* [What is needed]: Print out the full listing, exactly.
****************
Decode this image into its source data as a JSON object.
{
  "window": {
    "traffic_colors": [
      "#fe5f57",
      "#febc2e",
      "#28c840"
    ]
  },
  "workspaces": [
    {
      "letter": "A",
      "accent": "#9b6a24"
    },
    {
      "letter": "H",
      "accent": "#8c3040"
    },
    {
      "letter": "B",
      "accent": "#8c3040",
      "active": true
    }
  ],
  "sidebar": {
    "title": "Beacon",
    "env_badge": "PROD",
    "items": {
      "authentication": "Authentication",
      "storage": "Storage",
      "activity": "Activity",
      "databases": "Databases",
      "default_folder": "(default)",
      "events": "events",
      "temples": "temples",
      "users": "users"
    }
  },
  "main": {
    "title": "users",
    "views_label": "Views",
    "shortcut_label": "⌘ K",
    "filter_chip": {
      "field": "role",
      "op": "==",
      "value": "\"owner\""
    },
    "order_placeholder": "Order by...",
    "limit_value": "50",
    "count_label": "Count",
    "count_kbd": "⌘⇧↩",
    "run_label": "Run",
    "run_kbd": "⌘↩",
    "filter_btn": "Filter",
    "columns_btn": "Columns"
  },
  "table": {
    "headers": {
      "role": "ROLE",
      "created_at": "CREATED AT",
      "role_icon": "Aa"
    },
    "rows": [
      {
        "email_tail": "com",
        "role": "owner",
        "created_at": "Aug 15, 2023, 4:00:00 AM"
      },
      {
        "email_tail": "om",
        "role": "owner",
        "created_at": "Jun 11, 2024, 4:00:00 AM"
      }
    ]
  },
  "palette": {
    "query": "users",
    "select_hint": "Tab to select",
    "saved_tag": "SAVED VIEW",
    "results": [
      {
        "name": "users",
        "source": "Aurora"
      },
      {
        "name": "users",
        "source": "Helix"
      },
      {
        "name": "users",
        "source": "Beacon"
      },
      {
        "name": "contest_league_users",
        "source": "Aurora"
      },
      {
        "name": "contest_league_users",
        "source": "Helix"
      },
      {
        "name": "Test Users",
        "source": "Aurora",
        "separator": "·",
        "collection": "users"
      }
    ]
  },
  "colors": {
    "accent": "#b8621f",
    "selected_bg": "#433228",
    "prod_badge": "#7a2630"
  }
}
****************
* [Written reply]:
Decode this image into its source data as a JSON object.
{
  "window": {
    "traffic_colors": [
      "#fe5f57",
      "#febc2e",
      "#28c840"
    ]
  },
  "workspaces": [
    {
      "letter": "A",
      "accent": "#9b6a24"
    },
    {
      "letter": "H",
      "accent": "#8c3040"
    },
    {
      "letter": "B",
      "accent": "#8c3040",
      "active": true
    }
  ],
  "sidebar": {
    "title": "Beacon",
    "env_badge": "PROD",
    "items": {
      "authentication": "Authentication",
      "storage": "Storage",
      "activity": "Activity",
      "databases": "Databases",
      "default_folder": "(default)",
      "events": "events",
      "temples": "temples",
      "users": "users"
    }
  },
  "main": {
    "title": "users",
    "views_label": "Views",
    "shortcut_label": "⌘ K",
    "filter_chip": {
      "field": "role",
      "op": "==",
      "value": "\"owner\""
    },
    "order_placeholder": "Order by...",
    "limit_value": "50",
    "count_label": "Count",
    "count_kbd": "⌘⇧↩",
    "run_label": "Run",
    "run_kbd": "⌘↩",
    "filter_btn": "Filter",
    "columns_btn": "Columns"
  },
  "table": {
    "headers": {
      "role": "ROLE",
      "created_at": "CREATED AT",
      "role_icon": "Aa"
    },
    "rows": [
      {
        "email_tail": "com",
        "role": "owner",
        "created_at": "Aug 15, 2023, 4:00:00 AM"
      },
      {
        "email_tail": "om",
        "role": "owner",
        "created_at": "Jun 11, 2024, 4:00:00 AM"
      }
    ]
  },
  "palette": {
    "query": "users",
    "select_hint": "Tab to select",
    "saved_tag": "SAVED VIEW",
    "results": [
      {
        "name": "users",
        "source": "Aurora"
      },
      {
        "name": "users",
        "source": "Helix"
      },
      {
        "name": "users",
        "source": "Beacon"
      },
      {
        "name": "contest_league_users",
        "source": "Aurora"
      },
      {
        "name": "contest_league_users",
        "source": "Helix"
      },
      {
        "name": "Test Users",
        "source": "Aurora",
        "separator": "·",
        "collection": "users"
      }
    ]
  },
  "colors": {
    "accent": "#b8621f",
    "selected_bg": "#433228",
    "prod_badge": "#7a2630"
  }
}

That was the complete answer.